Many teacher education programs have incorporated multicultural training into their curricula in order to educate school-based professionals and to increase tolerance, embrace diversity, and overcome stereotypes. but the outcome of these efforts are mixed. Most efforts to increase cultural competence lack a theoretical rationale and are not tied to professional ethics. Without a clear theoretical rationale, it is difficult to determine whether specific educational goals are being met. In addition, there have been few empirical investigations into whether these programs have improved teachers cultural competence. This is in part due to the challenges of measuring cultural competence.
The Racial and Ethical Sensitivity Training Kit (REST-Kit)is designed to increase aspiring teachers' cultural competence as an ethical requirement. The training model is based on the professional standards approach that emphasizes the notion that school professionals have an ethical responsibility to develop awareness of their biases and acquire the knowledge and skills necessary to identify and respond to acts of racial and cultural intolerance (Brabeck et al., 2000; Sirin et al., 2003). Our approach highlights the notion that aspiring teachers in should possess not only the willingness to make a difference in the lives of young people, but also the ability to do so in a culturally competent and sensitive way. We believe that being a culturally competent educator is requisite for both professional, ethical conduct as well as for modeling tolerant and sensitive behavior for children and adolescents. These skills, in turn, promote more positive learning environments and model culturally competent behavior for children and adolescents.
Our work is also theoretically based on James Rest's theory of moral behavior that defines ethical sensitivity as the ability to identify the ethically salient aspects of a situation (Rest, 1983). It involves recognizing ethical dilemmas, different possible courses of action, and the ways in which particular choices will affect concerned parties. Although the completion of professional training does not ensure the development of ethical sensitivity to racial and cultural intolerance, studies in other professions such as dentistry (Rest & Narvaez, 1994) and psychology (Sirin et al., 2003) show that ethical sensitivity can be improved significantly by training.

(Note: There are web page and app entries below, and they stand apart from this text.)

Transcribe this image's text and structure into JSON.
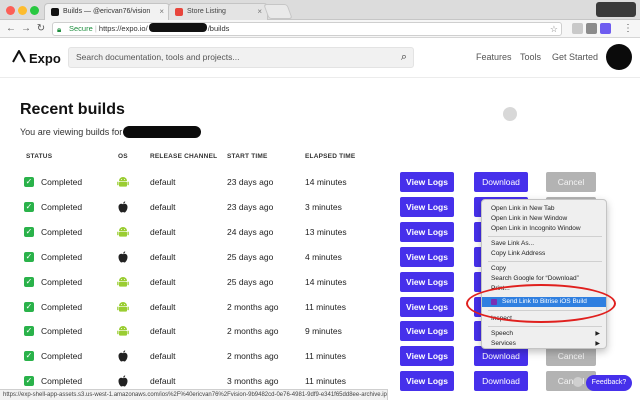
{
  "browser": {
    "tabs": [
      {
        "label": "Builds — @ericvan76/vision",
        "active": true
      },
      {
        "label": "Store Listing",
        "active": false
      }
    ],
    "address": {
      "secure_label": "Secure",
      "url_prefix": "https://expo.io/",
      "url_suffix": "/builds"
    }
  },
  "header": {
    "logo": "Expo",
    "search_placeholder": "Search documentation, tools and projects...",
    "nav": [
      "Features",
      "Tools",
      "Get Started"
    ]
  },
  "page": {
    "title": "Recent builds",
    "subtitle": "You are viewing builds for"
  },
  "table": {
    "columns": [
      "STATUS",
      "OS",
      "RELEASE CHANNEL",
      "START TIME",
      "ELAPSED TIME"
    ],
    "rows": [
      {
        "status": "Completed",
        "os": "android",
        "channel": "default",
        "start": "23 days ago",
        "elapsed": "14 minutes",
        "view": "View Logs",
        "download": "Download",
        "cancel": "Cancel"
      },
      {
        "status": "Completed",
        "os": "ios",
        "channel": "default",
        "start": "23 days ago",
        "elapsed": "3 minutes",
        "view": "View Logs",
        "download": "",
        "cancel": ""
      },
      {
        "status": "Completed",
        "os": "android",
        "channel": "default",
        "start": "24 days ago",
        "elapsed": "13 minutes",
        "view": "View Logs",
        "download": "",
        "cancel": ""
      },
      {
        "status": "Completed",
        "os": "ios",
        "channel": "default",
        "start": "25 days ago",
        "elapsed": "4 minutes",
        "view": "View Logs",
        "download": "",
        "cancel": ""
      },
      {
        "status": "Completed",
        "os": "android",
        "channel": "default",
        "start": "25 days ago",
        "elapsed": "14 minutes",
        "view": "View Logs",
        "download": "",
        "cancel": ""
      },
      {
        "status": "Completed",
        "os": "android",
        "channel": "default",
        "start": "2 months ago",
        "elapsed": "11 minutes",
        "view": "View Logs",
        "download": "",
        "cancel": ""
      },
      {
        "status": "Completed",
        "os": "android",
        "channel": "default",
        "start": "2 months ago",
        "elapsed": "9 minutes",
        "view": "View Logs",
        "download": "",
        "cancel": ""
      },
      {
        "status": "Completed",
        "os": "ios",
        "channel": "default",
        "start": "2 months ago",
        "elapsed": "11 minutes",
        "view": "View Logs",
        "download": "Download",
        "cancel": "Cancel"
      },
      {
        "status": "Completed",
        "os": "ios",
        "channel": "default",
        "start": "3 months ago",
        "elapsed": "11 minutes",
        "view": "View Logs",
        "download": "Download",
        "cancel": "Cancel"
      }
    ]
  },
  "context_menu": {
    "group1": [
      "Open Link in New Tab",
      "Open Link in New Window",
      "Open Link in Incognito Window"
    ],
    "group2": [
      "Save Link As...",
      "Copy Link Address"
    ],
    "group3": [
      "Copy",
      "Search Google for “Download”",
      "Print...",
      "Send Link to Bitrise iOS Build"
    ],
    "group4": [
      "Inspect"
    ],
    "group5": [
      "Speech",
      "Services"
    ]
  },
  "status_url": "https://exp-shell-app-assets.s3.us-west-1.amazonaws.com/ios%2F%40ericvan76%2Fvision-9b9482cd-0e76-4981-9df9-e341f65dd8ee-archive.ipa",
  "feedback_label": "Feedback?",
  "colors": {
    "accent": "#4630eb",
    "success": "#2ab24a",
    "android": "#9acd32",
    "highlight": "#2f7fe0",
    "annotation": "#e0201e"
  }
}
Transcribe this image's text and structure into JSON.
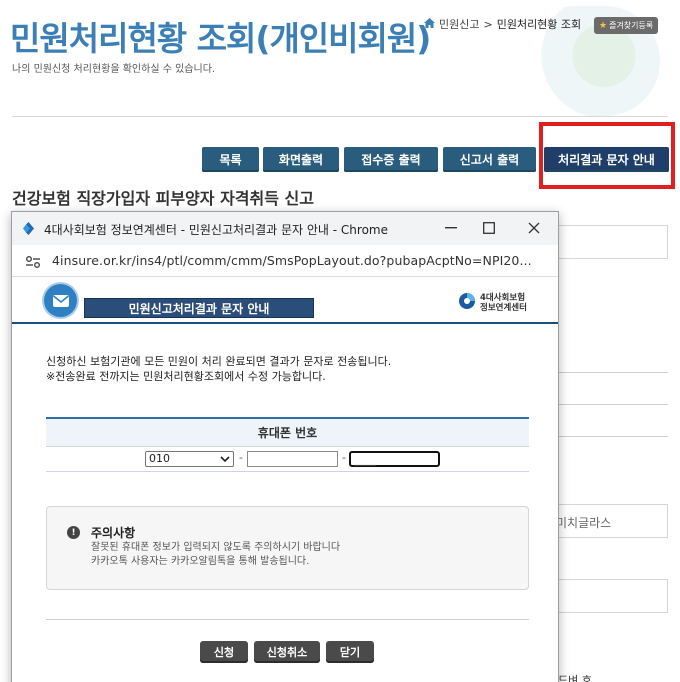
{
  "page": {
    "title": "민원처리현황 조회(개인비회원)",
    "subtitle": "나의 민원신청 처리현황을 확인하실 수 있습니다.",
    "breadcrumb": {
      "home": "민원신고",
      "separator": ">",
      "current": "민원처리현황 조회"
    },
    "favorite_label": "즐겨찾기등록",
    "buttons": {
      "list": "목록",
      "print_screen": "화면출력",
      "receipt_print": "접수증 출력",
      "report_print": "신고서 출력",
      "sms_notice": "처리결과 문자 안내"
    },
    "section_title": "건강보험 직장가입자 피부양자 자격취득 신고",
    "right_text_1": "미치글라스",
    "right_text_2": "드벼 호"
  },
  "popup": {
    "window_title": "4대사회보험 정보연계센터 - 민원신고처리결과 문자 안내 - Chrome",
    "url": "4insure.or.kr/ins4/ptl/comm/cmm/SmsPopLayout.do?pubapAcptNo=NPI20...",
    "header_title": "민원신고처리결과 문자 안내",
    "brand_line1": "4대사회보험",
    "brand_line2": "정보연계센터",
    "message_line1": "신청하신 보험기관에 모든 민원이 처리 완료되면 결과가 문자로 전송됩니다.",
    "message_line2": "※전송완료 전까지는 민원처리현황조회에서 수정 가능합니다.",
    "phone_header": "휴대폰 번호",
    "phone_prefix": "010",
    "phone_dash": "-",
    "phone_last_placeholder": "____",
    "notice_title": "주의사항",
    "notice_line1": "잘못된 휴대폰 정보가 입력되지 않도록 주의하시기 바랍니다",
    "notice_line2": "카카오톡 사용자는 카카오알림톡을 통해 발송됩니다.",
    "btn_apply": "신청",
    "btn_cancel_apply": "신청취소",
    "btn_close": "닫기"
  },
  "colors": {
    "title_blue": "#3b7fb6",
    "button_blue": "#2a5d7d",
    "highlight_red": "#e02020",
    "popup_band": "#2a4d7a"
  },
  "icons": [
    "home-icon",
    "star-icon",
    "chrome-icon",
    "minimize-icon",
    "maximize-icon",
    "close-icon",
    "site-info-icon",
    "mail-logo-icon",
    "brand-logo-icon",
    "chevron-down-icon",
    "alert-icon"
  ]
}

Specifically, the REST-Kit training program is made up of five videotaped scenarios (Brabeck & Rogers, 2001), a series of "mini-lectures," and group discussions and activities. The REST videos have ethical violations related to racism and other forms of discrimination embedded in them. The scenarios depicted in the videos are based on real-life situations gathered from reliable media sources and focus groups of students of color. A professional playwright developed scripts based on these scenarios. The scenarios portray school personnel violating the ethical principles of school based professional codes. These scenarios were turned into five videos, which are used in the workshop as a means of practicing recognizing and planning action around instances of racial intolerance.
The workshop is divided into three segments: 1) introduction, 2) how to identify ethical violations, and 3) taking action. The first section will include simple ice-breaker activities, followed by a discussion of why members feel ethical principles are important to their roles in schools. The second part of the workshop will teach participants about commonly-accepted ethical principles that are shared by school-related professional organizations. The final part of the workshop will explain Rest's (1983) ethical behavior model, focusing specifically on ethical sensitivity, the ability to identify ethical violations, recognize the ramifications of a violation for the people involved, and plan an ethical course of action. At each step along the way, group facilitators will use prepared questions and an appropriate REST video to focus the discussion. By tying cultural competence to professional ethical codes, this training workshop will introduce cultural competence as a professional requirement, not merely a matter of personal choice.
Structure: Each workshop session is designed for up to 10 aspiring teachers. It takes 8 hours to complete each training sesison, including time for breaks and lunch.
Workshop Facilitators: The workshops are run by Drs. Lauren Rogers and Selcuk R. Sirin. Dr. Lauren Rogers is a counseling psychologist at Drew University. She co-produced the REST materials and organized diversity workshops for current and future school professionals, including running workshops for education majors. Dr. Rogers will run the workshops. Dr. Selcuk Sirin is an educational psychologist who has been working on the REST since 1998. Dr. Sirin co-produced the REST training program and conducted several evaluation projects using the REST with both undergraduate teaching majors and school professionals.
Brabeck, M., Rogers, L., Sirin, S., Handerson, J., Ting, K., & Benvenuto, M. (2000). Increasing ethical sensitivity to racial and gender intolerance in schools: Development of the racial ethical sensitivity test (REST). Ethics and Behavior,10(2), 119-137.
Brabeck, M. M., & Sirin, S. R. (2001). The racial ethical sensitivity test: Computer disk version (REST-CD). Chestnut Hill, MA: Boston College.
Sirin, S. R., Brabeck, M. M., Satiani, A., & Rogers-Sirin, L. (2003). Validation of a measure of ethical sensitivity and examination of the effects of previous multicultural and ethics courses on ethical sensitivity. Ethics & Behavior, 13(3), 221-226.
Sirin, S. R., & Rogers-Sirin, L. (2007). The Quick-Racial and Ethical Sensitivity Test (Quick-REST). New York, NY: New York University